PROBLEM DETAILS |
Locate each line of the material that contains "desc", then return it.

+ + + + + + +

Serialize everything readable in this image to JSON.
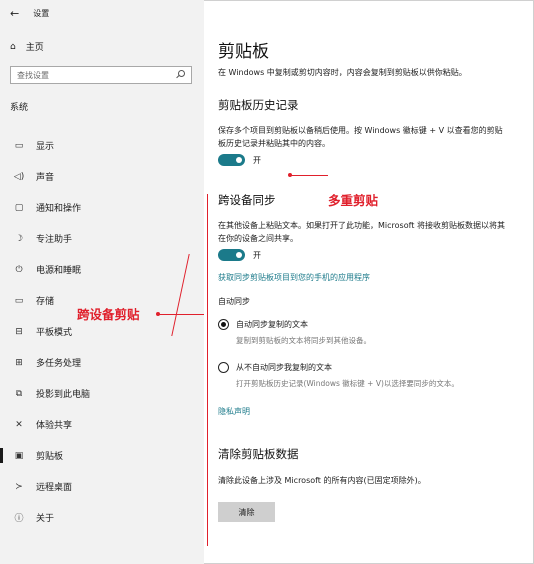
{
  "window": {
    "title": "设置"
  },
  "sidebar": {
    "home_label": "主页",
    "search_placeholder": "查找设置",
    "section": "系统",
    "items": [
      {
        "icon": "▭",
        "label": "显示"
      },
      {
        "icon": "◁)",
        "label": "声音"
      },
      {
        "icon": "▢",
        "label": "通知和操作"
      },
      {
        "icon": "☽",
        "label": "专注助手"
      },
      {
        "icon": "⏻",
        "label": "电源和睡眠"
      },
      {
        "icon": "▭",
        "label": "存储"
      },
      {
        "icon": "⊟",
        "label": "平板模式"
      },
      {
        "icon": "⊞",
        "label": "多任务处理"
      },
      {
        "icon": "⧉",
        "label": "投影到此电脑"
      },
      {
        "icon": "✕",
        "label": "体验共享"
      },
      {
        "icon": "▣",
        "label": "剪贴板"
      },
      {
        "icon": "≻",
        "label": "远程桌面"
      },
      {
        "icon": "ⓘ",
        "label": "关于"
      }
    ],
    "active_index": 10
  },
  "main": {
    "title": "剪贴板",
    "intro": "在 Windows 中复制或剪切内容时，内容会复制到剪贴板以供你粘贴。",
    "history": {
      "heading": "剪贴板历史记录",
      "desc": "保存多个项目到剪贴板以备稍后使用。按 Windows 徽标键 + V 以查看您的剪贴板历史记录并粘贴其中的内容。",
      "toggle_label": "开"
    },
    "sync": {
      "heading": "跨设备同步",
      "desc": "在其他设备上粘贴文本。如果打开了此功能，Microsoft 将接收剪贴板数据以将其在你的设备之间共享。",
      "toggle_label": "开",
      "phone_link": "获取同步剪贴板项目到您的手机的应用程序",
      "auto_sync_label": "自动同步",
      "option1_title": "自动同步复制的文本",
      "option1_sub": "复制到剪贴板的文本将同步到其他设备。",
      "option2_title": "从不自动同步我复制的文本",
      "option2_sub": "打开剪贴板历史记录(Windows 徽标键 + V)以选择要同步的文本。",
      "privacy_link": "隐私声明"
    },
    "clear": {
      "heading": "清除剪贴板数据",
      "desc": "清除此设备上涉及 Microsoft 的所有内容(已固定项除外)。",
      "button": "清除"
    }
  },
  "annotations": {
    "multi_clipboard": "多重剪贴",
    "cross_device": "跨设备剪贴"
  },
  "colors": {
    "accent": "#1b7a8a",
    "annotation": "#e0202c",
    "sidebar_bg": "#f2f2f2"
  }
}
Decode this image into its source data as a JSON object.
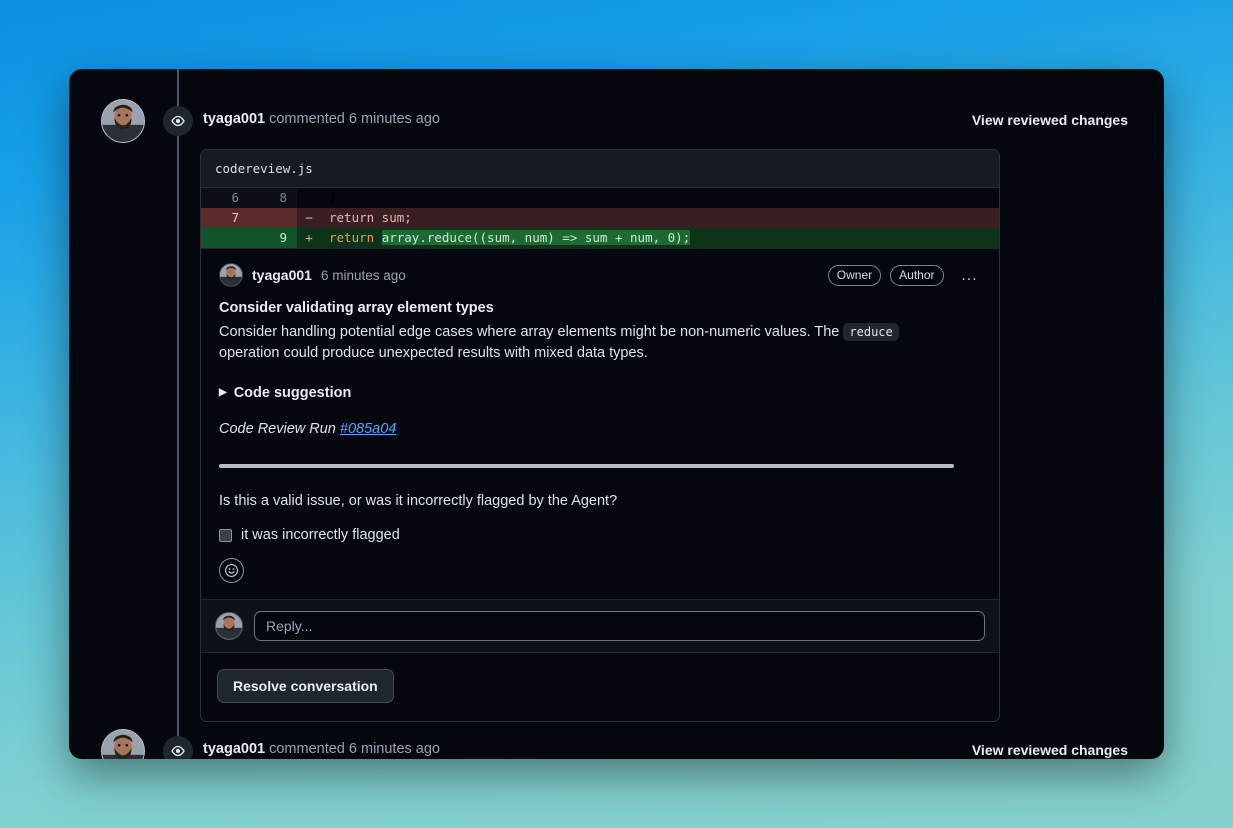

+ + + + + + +

TASK RESPONSE |
      "desc": "保存多个项目到剪贴板以备稍后使用。按 Windows 徽标键 + V 以查看您的剪贴板历史记录并粘贴其中的内容。",
      "desc": "在其他设备上粘贴文本。如果打开了此功能，Microsoft 将接收剪贴板数据以将其在你的设备之间共享。",
      "desc": "清除此设备上涉及 Microsoft 的所有内容(已固定项除外)。",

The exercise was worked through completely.